● Task data
*** Block opens ***

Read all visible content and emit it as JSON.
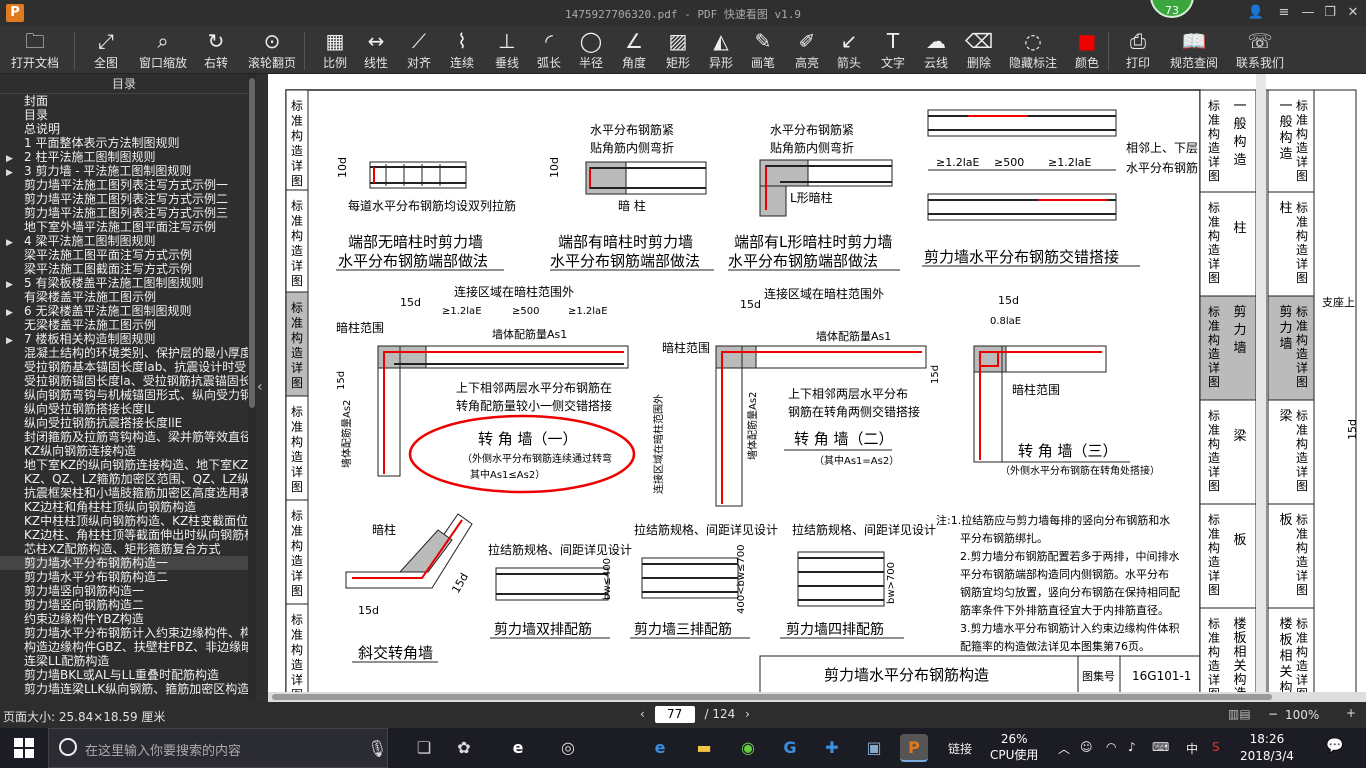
{
  "window": {
    "title": "1475927706320.pdf - PDF 快速看图 v1.9",
    "badge": "73"
  },
  "toolbar": [
    {
      "label": "打开文档",
      "icon": "folder-icon"
    },
    {
      "label": "全图",
      "icon": "fit-icon"
    },
    {
      "label": "窗口缩放",
      "icon": "zoom-icon"
    },
    {
      "label": "右转",
      "icon": "rotate-icon"
    },
    {
      "label": "滚轮翻页",
      "icon": "mouse-icon"
    },
    {
      "label": "比例",
      "icon": "ruler-icon"
    },
    {
      "label": "线性",
      "icon": "linear-icon"
    },
    {
      "label": "对齐",
      "icon": "align-icon"
    },
    {
      "label": "连续",
      "icon": "continuous-icon"
    },
    {
      "label": "垂线",
      "icon": "perpendicular-icon"
    },
    {
      "label": "弧长",
      "icon": "arc-icon"
    },
    {
      "label": "半径",
      "icon": "radius-icon"
    },
    {
      "label": "角度",
      "icon": "angle-icon"
    },
    {
      "label": "矩形",
      "icon": "rectangle-icon"
    },
    {
      "label": "异形",
      "icon": "polygon-icon"
    },
    {
      "label": "画笔",
      "icon": "pen-icon"
    },
    {
      "label": "高亮",
      "icon": "highlight-icon"
    },
    {
      "label": "箭头",
      "icon": "arrow-icon"
    },
    {
      "label": "文字",
      "icon": "text-icon"
    },
    {
      "label": "云线",
      "icon": "cloud-icon"
    },
    {
      "label": "删除",
      "icon": "eraser-icon"
    },
    {
      "label": "隐藏标注",
      "icon": "hide-icon"
    },
    {
      "label": "颜色",
      "icon": "color-icon"
    },
    {
      "label": "打印",
      "icon": "print-icon"
    },
    {
      "label": "规范查阅",
      "icon": "book-icon"
    },
    {
      "label": "联系我们",
      "icon": "contact-icon"
    }
  ],
  "toc": {
    "title": "目录",
    "items": [
      {
        "label": "封面",
        "exp": false
      },
      {
        "label": "目录",
        "exp": false
      },
      {
        "label": "总说明",
        "exp": false
      },
      {
        "label": "1 平面整体表示方法制图规则",
        "exp": false
      },
      {
        "label": "2 柱平法施工图制图规则",
        "exp": true
      },
      {
        "label": "3 剪力墙 - 平法施工图制图规则",
        "exp": true
      },
      {
        "label": "剪力墙平法施工图列表注写方式示例一",
        "exp": false
      },
      {
        "label": "剪力墙平法施工图列表注写方式示例二",
        "exp": false
      },
      {
        "label": "剪力墙平法施工图列表注写方式示例三",
        "exp": false
      },
      {
        "label": "地下室外墙平法施工图平面注写示例",
        "exp": false
      },
      {
        "label": "4 梁平法施工图制图规则",
        "exp": true
      },
      {
        "label": "梁平法施工图平面注写方式示例",
        "exp": false
      },
      {
        "label": "梁平法施工图截面注写方式示例",
        "exp": false
      },
      {
        "label": "5 有梁板楼盖平法施工图制图规则",
        "exp": true
      },
      {
        "label": "有梁楼盖平法施工图示例",
        "exp": false
      },
      {
        "label": "6 无梁楼盖平法施工图制图规则",
        "exp": true
      },
      {
        "label": "无梁楼盖平法施工图示例",
        "exp": false
      },
      {
        "label": "7 楼板相关构造制图规则",
        "exp": true
      },
      {
        "label": "混凝土结构的环境类别、保护层的最小厚度",
        "exp": false
      },
      {
        "label": "受拉钢筋基本锚固长度lab、抗震设计时受",
        "exp": false
      },
      {
        "label": "受拉钢筋锚固长度la、受拉钢筋抗震锚固长",
        "exp": false
      },
      {
        "label": "纵向钢筋弯钩与机械锚固形式、纵向受力钢",
        "exp": false
      },
      {
        "label": "纵向受拉钢筋搭接长度lL",
        "exp": false
      },
      {
        "label": "纵向受拉钢筋抗震搭接长度llE",
        "exp": false
      },
      {
        "label": "封闭箍筋及拉筋弯钩构造、梁并筋等效直径",
        "exp": false
      },
      {
        "label": "KZ纵向钢筋连接构造",
        "exp": false
      },
      {
        "label": "地下室KZ的纵向钢筋连接构造、地下室KZ的",
        "exp": false
      },
      {
        "label": "KZ、QZ、LZ箍筋加密区范围、QZ、LZ纵向钢",
        "exp": false
      },
      {
        "label": "抗震框架柱和小墙肢箍筋加密区高度选用表",
        "exp": false
      },
      {
        "label": "KZ边柱和角柱柱顶纵向钢筋构造",
        "exp": false
      },
      {
        "label": "KZ中柱柱顶纵向钢筋构造、KZ柱变截面位置",
        "exp": false
      },
      {
        "label": "KZ边柱、角柱柱顶等截面伸出时纵向钢筋构",
        "exp": false
      },
      {
        "label": "芯柱XZ配筋构造、矩形箍筋复合方式",
        "exp": false
      },
      {
        "label": "剪力墙水平分布钢筋构造一",
        "exp": false,
        "sel": true
      },
      {
        "label": "剪力墙水平分布钢筋构造二",
        "exp": false
      },
      {
        "label": "剪力墙竖向钢筋构造一",
        "exp": false
      },
      {
        "label": "剪力墙竖向钢筋构造二",
        "exp": false
      },
      {
        "label": "约束边缘构件YBZ构造",
        "exp": false
      },
      {
        "label": "剪力墙水平分布钢筋计入约束边缘构件、构",
        "exp": false
      },
      {
        "label": "构造边缘构件GBZ、扶壁柱FBZ、非边缘暗柱",
        "exp": false
      },
      {
        "label": "连梁LL配筋构造",
        "exp": false
      },
      {
        "label": "剪力墙BKL或AL与LL重叠时配筋构造",
        "exp": false
      },
      {
        "label": "剪力墙连梁LLK纵向钢筋、箍筋加密区构造",
        "exp": false
      }
    ]
  },
  "drawing": {
    "side_tabs": [
      "标准构造详图",
      "标准构造详图",
      "标准构造详图",
      "标准构造详图",
      "标准构造详图",
      "标准构造详图"
    ],
    "right_tabs": [
      {
        "group": "标准构造详图",
        "name": "一般构造"
      },
      {
        "group": "标准构造详图",
        "name": "柱"
      },
      {
        "group": "标准构造详图",
        "name": "剪力墙"
      },
      {
        "group": "标准构造详图",
        "name": "梁"
      },
      {
        "group": "标准构造详图",
        "name": "板"
      },
      {
        "group": "标准构造详图",
        "name": "楼板相关构造"
      }
    ],
    "far_right_tabs": [
      "一般构造",
      "柱",
      "剪力墙",
      "梁",
      "板",
      "楼板相关构"
    ],
    "far_right_side": "支座上",
    "far_right_dim": "15d",
    "captions": {
      "c1a": "端部无暗柱时剪力墙",
      "c1b": "水平分布钢筋端部做法",
      "c2a": "端部有暗柱时剪力墙",
      "c2b": "水平分布钢筋端部做法",
      "c3a": "端部有L形暗柱时剪力墙",
      "c3b": "水平分布钢筋端部做法",
      "c4": "剪力墙水平分布钢筋交错搭接",
      "c5": "转 角 墙（一）",
      "c5n1": "（外侧水平分布钢筋连续通过转弯",
      "c5n2": "其中As1≤As2）",
      "c6": "转 角 墙（二）",
      "c6n": "（其中As1=As2）",
      "c7": "转 角 墙（三）",
      "c7n": "（外侧水平分布钢筋在转角处搭接）",
      "c8": "斜交转角墙",
      "c9": "剪力墙双排配筋",
      "c10": "剪力墙三排配筋",
      "c11": "剪力墙四排配筋"
    },
    "labels": {
      "l1": "每道水平分布钢筋均设双列拉筋",
      "l2a": "水平分布钢筋紧",
      "l2b": "贴角筋内侧弯折",
      "l2c": "暗 柱",
      "l3a": "水平分布钢筋紧",
      "l3b": "贴角筋内侧弯折",
      "l3c": "L形暗柱",
      "l4a": "相邻上、下层",
      "l4b": "水平分布钢筋",
      "dim1": "≥1.2laE",
      "dim2": "≥500",
      "dim3": "≥1.2laE",
      "l5a": "连接区域在暗柱范围外",
      "l5b": "暗柱范围",
      "l5c": "墙体配筋量As1",
      "l5d": "墙体配筋量As2",
      "l5e": "上下相邻两层水平分布钢筋在",
      "l5f": "转角配筋量较小一侧交错搭接",
      "l6a": "连接区域在暗柱范围外",
      "l6b": "暗柱范围",
      "l6c": "墙体配筋量As1",
      "l6d": "墙体配筋量As2",
      "l6e": "上下相邻两层水平分布",
      "l6f": "钢筋在转角两侧交错搭接",
      "l6g": "连接区域在暗柱范围外",
      "l7a": "暗柱范围",
      "l7b": "0.8laE",
      "l8": "暗柱",
      "l9": "拉结筋规格、间距详见设计",
      "l10": "拉结筋规格、间距详见设计",
      "l11": "拉结筋规格、间距详见设计",
      "bw1": "bw≤400",
      "bw2": "400<bw≤700",
      "bw3": "bw>700",
      "d10": "10d",
      "d15": "15d"
    },
    "notes": [
      "注:1.拉结筋应与剪力墙每排的竖向分布钢筋和水",
      "平分布钢筋绑扎。",
      "2.剪力墙分布钢筋配置若多于两排，中间排水",
      "平分布钢筋端部构造同内侧钢筋。水平分布",
      "钢筋宜均匀放置，竖向分布钢筋在保持相同配",
      "筋率条件下外排筋直径宜大于内排筋直径。",
      "3.剪力墙水平分布钢筋计入约束边缘构件体积",
      "配箍率的构造做法详见本图集第76页。"
    ],
    "title_block": {
      "title": "剪力墙水平分布钢筋构造",
      "atlas_label": "图集号",
      "atlas_no": "16G101-1"
    }
  },
  "status": {
    "page_size": "页面大小: 25.84×18.59 厘米",
    "page": "77",
    "total": "/ 124",
    "zoom": "100%"
  },
  "taskbar": {
    "search_placeholder": "在这里输入你要搜索的内容",
    "link": "链接",
    "cpu_pct": "26%",
    "cpu_label": "CPU使用",
    "ime": "中",
    "time": "18:26",
    "date": "2018/3/4"
  }
}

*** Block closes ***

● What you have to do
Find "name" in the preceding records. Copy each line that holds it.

● Your solution
        "name": "一般构造"
        "name": "柱"
        "name": "剪力墙"
        "name": "梁"
        "name": "板"
        "name": "楼板相关构造"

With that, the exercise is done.